Micron Technology (NASDAQ:MU) and Skyworks Solutions (NASDAQ:SWKS) are two of the world's leading semiconductor companies. The sector has taken a hit recently due to talk of a Fed taper and supply chain disruptions .
Both stocks have taken notable dips recently, with Micron roughly 40% and Skyworks approximately 20% off 52-week highs. Long-term semiconductor investors will tell you that drops in these stocks have historically been goldmines -- but which one is the better pick here?
A look at Micron
Micron has been struggling with the semiconductor shortage, and according to the most recent earnings call, it has hurt the revenue outlook until the second half of 2022. Specifically, it is facing notable challenges in its computer segment. The shortage has impacted its customers' production targets and has affected revenue, but the company expects this to be resolved over the next few quarters as supply chain constraints in that segment lesson.
Micron faces longer-term constraints in the auto and industrial segments. Both segments use similar components, and while there have been long-term tailwinds due to the increasing complexity in automobiles and devices, the company has not been able to fully capitalize on the secular trend due to component constraints from suppliers and internal capacity constraints. This has been one of the worst-hit categories for semiconductor companies -- and perhaps the most frustrating. The company predicts that the supply chain challenges will persist over the short term, and the company's inventory is already below target levels. However, there is light at the end of the tunnel.

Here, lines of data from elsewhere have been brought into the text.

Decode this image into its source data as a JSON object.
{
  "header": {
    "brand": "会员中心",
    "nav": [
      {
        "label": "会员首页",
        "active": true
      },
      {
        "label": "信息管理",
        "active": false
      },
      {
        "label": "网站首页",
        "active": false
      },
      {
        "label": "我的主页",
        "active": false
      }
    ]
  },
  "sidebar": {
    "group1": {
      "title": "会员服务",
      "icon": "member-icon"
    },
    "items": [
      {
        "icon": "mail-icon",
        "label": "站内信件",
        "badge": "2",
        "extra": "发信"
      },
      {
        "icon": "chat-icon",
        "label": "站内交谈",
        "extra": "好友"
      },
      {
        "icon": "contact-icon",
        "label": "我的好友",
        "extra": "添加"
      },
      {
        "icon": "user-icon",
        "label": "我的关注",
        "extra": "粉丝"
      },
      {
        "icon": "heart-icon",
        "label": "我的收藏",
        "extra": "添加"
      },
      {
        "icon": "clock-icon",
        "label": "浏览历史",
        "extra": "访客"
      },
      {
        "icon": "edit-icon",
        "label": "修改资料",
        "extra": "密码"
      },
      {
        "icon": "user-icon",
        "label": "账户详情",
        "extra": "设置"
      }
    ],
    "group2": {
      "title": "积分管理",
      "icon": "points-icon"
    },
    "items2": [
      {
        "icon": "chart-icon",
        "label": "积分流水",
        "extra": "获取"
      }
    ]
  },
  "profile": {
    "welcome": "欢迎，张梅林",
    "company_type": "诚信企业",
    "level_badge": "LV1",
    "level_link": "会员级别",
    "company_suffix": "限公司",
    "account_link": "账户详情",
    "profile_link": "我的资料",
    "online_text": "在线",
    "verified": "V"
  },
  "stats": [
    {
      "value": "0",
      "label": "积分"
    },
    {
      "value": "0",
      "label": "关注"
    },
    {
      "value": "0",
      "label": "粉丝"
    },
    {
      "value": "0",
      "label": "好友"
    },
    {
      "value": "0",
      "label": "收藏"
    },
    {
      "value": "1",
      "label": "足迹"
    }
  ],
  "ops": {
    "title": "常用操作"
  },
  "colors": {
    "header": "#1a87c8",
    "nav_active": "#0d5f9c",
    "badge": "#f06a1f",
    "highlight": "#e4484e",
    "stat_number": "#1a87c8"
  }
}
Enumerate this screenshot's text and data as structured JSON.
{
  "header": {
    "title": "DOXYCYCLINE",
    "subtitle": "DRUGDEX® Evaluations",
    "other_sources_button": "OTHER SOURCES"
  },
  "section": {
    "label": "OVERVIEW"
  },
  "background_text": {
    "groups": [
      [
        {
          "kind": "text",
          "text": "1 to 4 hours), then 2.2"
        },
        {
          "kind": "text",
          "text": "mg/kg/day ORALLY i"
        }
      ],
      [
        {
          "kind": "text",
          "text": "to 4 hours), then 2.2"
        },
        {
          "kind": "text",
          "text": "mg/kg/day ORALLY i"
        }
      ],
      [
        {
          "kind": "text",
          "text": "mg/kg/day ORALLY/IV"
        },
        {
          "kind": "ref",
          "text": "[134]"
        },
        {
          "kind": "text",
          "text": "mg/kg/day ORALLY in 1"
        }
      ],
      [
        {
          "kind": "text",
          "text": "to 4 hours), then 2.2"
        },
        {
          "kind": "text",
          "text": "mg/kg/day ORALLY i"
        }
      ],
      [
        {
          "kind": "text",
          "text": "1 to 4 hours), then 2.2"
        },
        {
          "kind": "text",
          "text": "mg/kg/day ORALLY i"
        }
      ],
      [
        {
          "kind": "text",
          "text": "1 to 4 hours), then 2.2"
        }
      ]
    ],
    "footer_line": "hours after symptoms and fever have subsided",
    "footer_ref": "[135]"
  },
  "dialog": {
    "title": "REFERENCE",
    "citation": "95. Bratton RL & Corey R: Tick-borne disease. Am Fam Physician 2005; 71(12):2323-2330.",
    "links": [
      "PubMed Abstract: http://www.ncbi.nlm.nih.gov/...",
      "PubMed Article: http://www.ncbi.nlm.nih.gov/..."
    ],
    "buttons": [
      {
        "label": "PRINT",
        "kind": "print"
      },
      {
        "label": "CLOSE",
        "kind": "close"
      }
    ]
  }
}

The company has maintained strong gross margins, which validates the theory that the company is still facing strong demand. It also views the shortages as transitory, which jives well with the lack of aggressive capital expenditure investment in long-term solutions outside of planned expansions. Micron's leadership team is being extremely disciplined here, and they have done an exceptional job at being transparent with their investors.

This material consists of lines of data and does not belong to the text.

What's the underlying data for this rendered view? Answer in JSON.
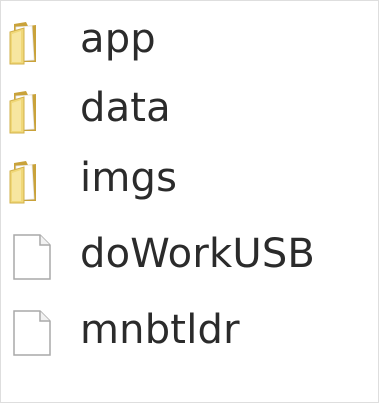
{
  "explorer": {
    "items": [
      {
        "name": "app",
        "type": "folder",
        "icon": "folder-icon"
      },
      {
        "name": "data",
        "type": "folder",
        "icon": "folder-icon"
      },
      {
        "name": "imgs",
        "type": "folder",
        "icon": "folder-icon"
      },
      {
        "name": "doWorkUSB",
        "type": "file",
        "icon": "file-icon"
      },
      {
        "name": "mnbtldr",
        "type": "file",
        "icon": "file-icon"
      }
    ]
  },
  "colors": {
    "folder_front": "#f0d878",
    "folder_back": "#c9a23a",
    "file_border": "#a9a9a9",
    "text": "#2b2b2b"
  }
}
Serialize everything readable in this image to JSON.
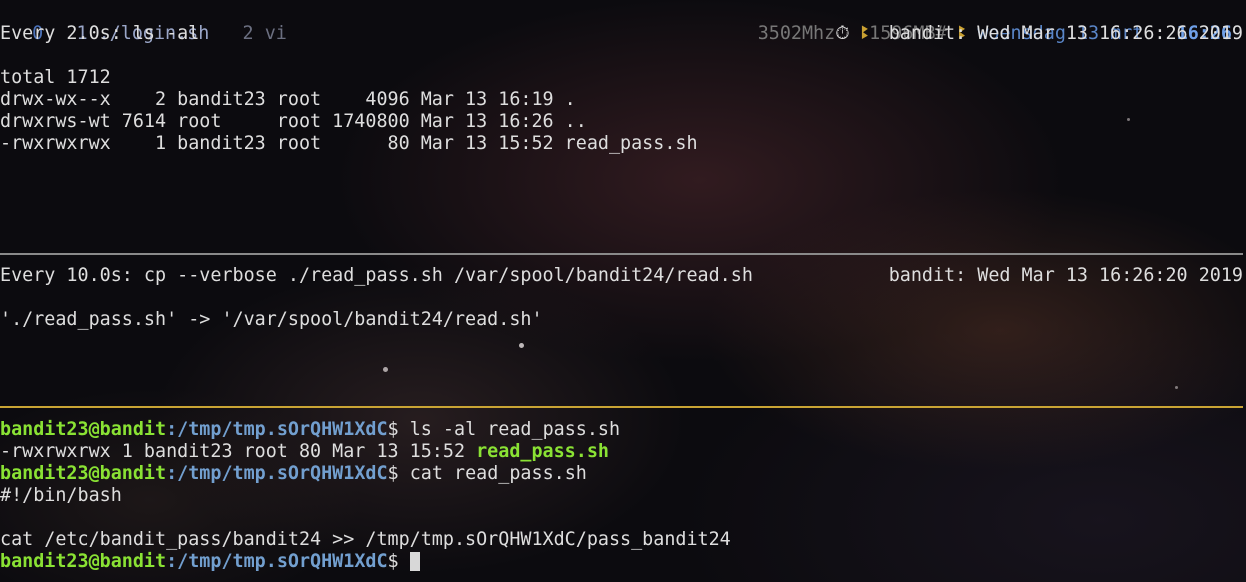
{
  "tmux_status": {
    "window_0": "0",
    "window_1": "1 ./login.sh",
    "window_2": "2 vi",
    "cpu": "3502Mhz",
    "cpu_icon": "stopwatch-icon",
    "mem": "1596MB",
    "mem_symbol": "#",
    "separator_1": "ꔪ",
    "separator_2": "ꔪ",
    "date": "woensdag 13 mrt",
    "time": "16:26"
  },
  "pane1": {
    "header_cmd": "Every 2.0s: ls -al",
    "header_right": "bandit: Wed Mar 13 16:26:26 2019",
    "lines": [
      "total 1712",
      "drwx-wx--x    2 bandit23 root    4096 Mar 13 16:19 .",
      "drwxrws-wt 7614 root     root 1740800 Mar 13 16:26 ..",
      "-rwxrwxrwx    1 bandit23 root      80 Mar 13 15:52 read_pass.sh"
    ]
  },
  "pane2": {
    "header_cmd": "Every 10.0s: cp --verbose ./read_pass.sh /var/spool/bandit24/read.sh",
    "header_right": "bandit: Wed Mar 13 16:26:20 2019",
    "output": "'./read_pass.sh' -> '/var/spool/bandit24/read.sh'"
  },
  "pane3": {
    "prompt_user": "bandit23@bandit",
    "prompt_path": ":/tmp/tmp.sOrQHW1XdC",
    "prompt_symbol": "$ ",
    "cmd1": "ls -al read_pass.sh",
    "ls_output_prefix": "-rwxrwxrwx 1 bandit23 root 80 Mar 13 15:52 ",
    "ls_output_file": "read_pass.sh",
    "cmd2": "cat read_pass.sh",
    "file_line_1": "#!/bin/bash",
    "file_line_2": "",
    "file_line_3": "cat /etc/bandit_pass/bandit24 >> /tmp/tmp.sOrQHW1XdC/pass_bandit24",
    "cmd3": ""
  }
}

Micron has been doing a great job at identifying and incorporating high-margin business segments, which have added significant value to investors.
The company expects the revenue mix to shift to the higher-margin NAND technology, with the expected compound annual growth rate (CAGR) for the technology to be 30% versus 20% for DRAM. The lower-cost DRAM tech accounted for almost 70% of revenue in FY20. Growth in the tech has been stronger than Micron's expectations, and the company is working on scaling higher-end products in both technology segments.

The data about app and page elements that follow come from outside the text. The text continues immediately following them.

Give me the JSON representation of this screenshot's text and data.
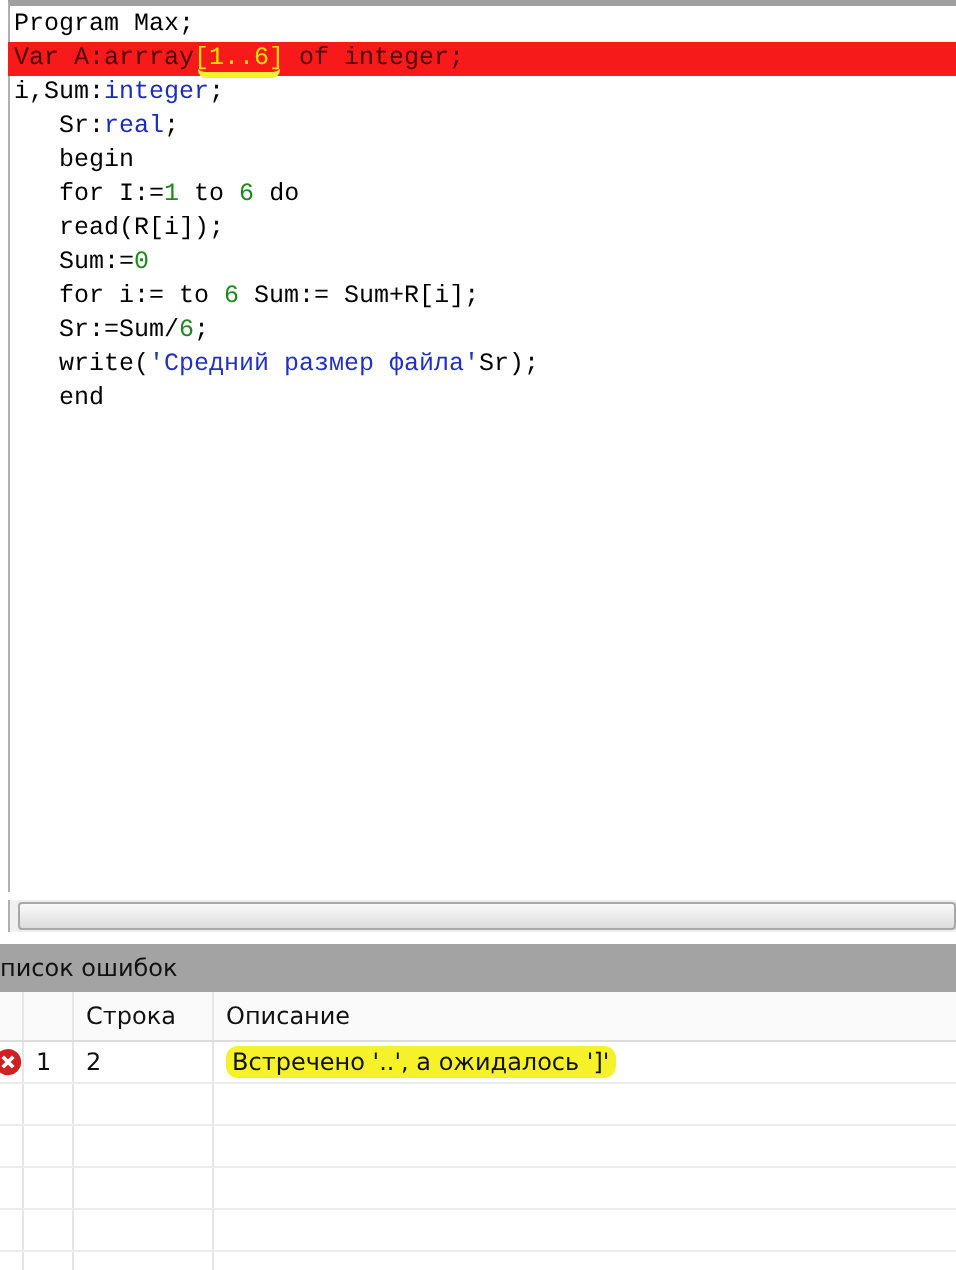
{
  "editor": {
    "lines": [
      {
        "error": false,
        "tokens": [
          {
            "kind": "plain",
            "text": "Program Max;"
          }
        ]
      },
      {
        "error": true,
        "tokens": [
          {
            "kind": "plain",
            "text": "Var A:arrray"
          },
          {
            "kind": "plain",
            "text": "[1..6]",
            "highlighted": true
          },
          {
            "kind": "plain",
            "text": " of integer;"
          }
        ]
      },
      {
        "error": false,
        "tokens": [
          {
            "kind": "plain",
            "text": "i,Sum:"
          },
          {
            "kind": "type",
            "text": "integer"
          },
          {
            "kind": "plain",
            "text": ";"
          }
        ]
      },
      {
        "error": false,
        "tokens": [
          {
            "kind": "plain",
            "text": "   Sr:"
          },
          {
            "kind": "type",
            "text": "real"
          },
          {
            "kind": "plain",
            "text": ";"
          }
        ]
      },
      {
        "error": false,
        "tokens": [
          {
            "kind": "plain",
            "text": "   begin"
          }
        ]
      },
      {
        "error": false,
        "tokens": [
          {
            "kind": "plain",
            "text": "   for I:="
          },
          {
            "kind": "number",
            "text": "1"
          },
          {
            "kind": "plain",
            "text": " to "
          },
          {
            "kind": "number",
            "text": "6"
          },
          {
            "kind": "plain",
            "text": " do"
          }
        ]
      },
      {
        "error": false,
        "tokens": [
          {
            "kind": "plain",
            "text": "   read(R[i]);"
          }
        ]
      },
      {
        "error": false,
        "tokens": [
          {
            "kind": "plain",
            "text": "   Sum:="
          },
          {
            "kind": "number",
            "text": "0"
          }
        ]
      },
      {
        "error": false,
        "tokens": [
          {
            "kind": "plain",
            "text": "   for i:= to "
          },
          {
            "kind": "number",
            "text": "6"
          },
          {
            "kind": "plain",
            "text": " Sum:= Sum+R[i];"
          }
        ]
      },
      {
        "error": false,
        "tokens": [
          {
            "kind": "plain",
            "text": "   Sr:=Sum/"
          },
          {
            "kind": "number",
            "text": "6"
          },
          {
            "kind": "plain",
            "text": ";"
          }
        ]
      },
      {
        "error": false,
        "tokens": [
          {
            "kind": "plain",
            "text": "   write("
          },
          {
            "kind": "string",
            "text": "'Средний размер файла'"
          },
          {
            "kind": "plain",
            "text": "Sr);"
          }
        ]
      },
      {
        "error": false,
        "tokens": [
          {
            "kind": "plain",
            "text": "   end"
          }
        ]
      }
    ]
  },
  "error_panel": {
    "title": "писок ошибок",
    "columns": [
      "Строка",
      "Описание"
    ],
    "rows": [
      {
        "kind": "error",
        "number": "1",
        "line": "2",
        "description": "Встречено '..', а ожидалось ']'",
        "highlighted": true
      }
    ]
  }
}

A look at Skyworks
Skyworks is a semiconductor manufacturer that happens to build the chips for 5G infrastructure and devices. The company is in a great moment right now, and it looks set to benefit from 5G tailwinds for some time to come.
Widespread 5G implementation is in the early innings, and as more devices adopt the technology, Skyworks looks set to benefit. One of the major criticisms that have been leveled at Skyworks in recent times has been its reliance on Apple. Apple is currently Skyworks' most prominent source of revenue, and it has been for quite some time. In 2020 and 2019, the relationship with Apple alone accounted for more than 50% of net revenue, which adds a layer of risk to the opportunity. Apple also recently slashed production targets due to the global chip shortage, which negatively impacted evaluations of Apple suppliers, Skyworks included.
The move provided Skyworks shareholders with an unwelcome warning of what life could be like if its business relationship with Apple was ever threatened. Nevertheless, Skyworks is a stunning company with a relatively attractive valuation for a tech stock. The leadership is increasing the company's consumer base and the team is focused on capitalizing on the potentially lucrative wireless opportunity. I would argue that Skyworks' market is still developing and it will provide a great deal of upside for the investors who are willing to hold long term.
Skyworks also has a forward PE ratio of 15.85 at today's price of roughly $165, which is a steal for a semiconductor company. The company's revenue understandably dipped as a result of the pandemic and continued supply chain disruptions would likely provide headwinds for its customers. Still, all signs point to improvements in the current fiscal year as the economy gets back on track, despite the semiconductor shortage.
So which stock should you buy? Probably both, but Micron is the better opportunity here. The stock has been unduly punished because of supply chain challenges, and we can see a path forward for the company. Skyworks is probably the better company right now, but shareholders are getting an excellent starting point with Micron due to this recent sell-off and that cannot be ignored.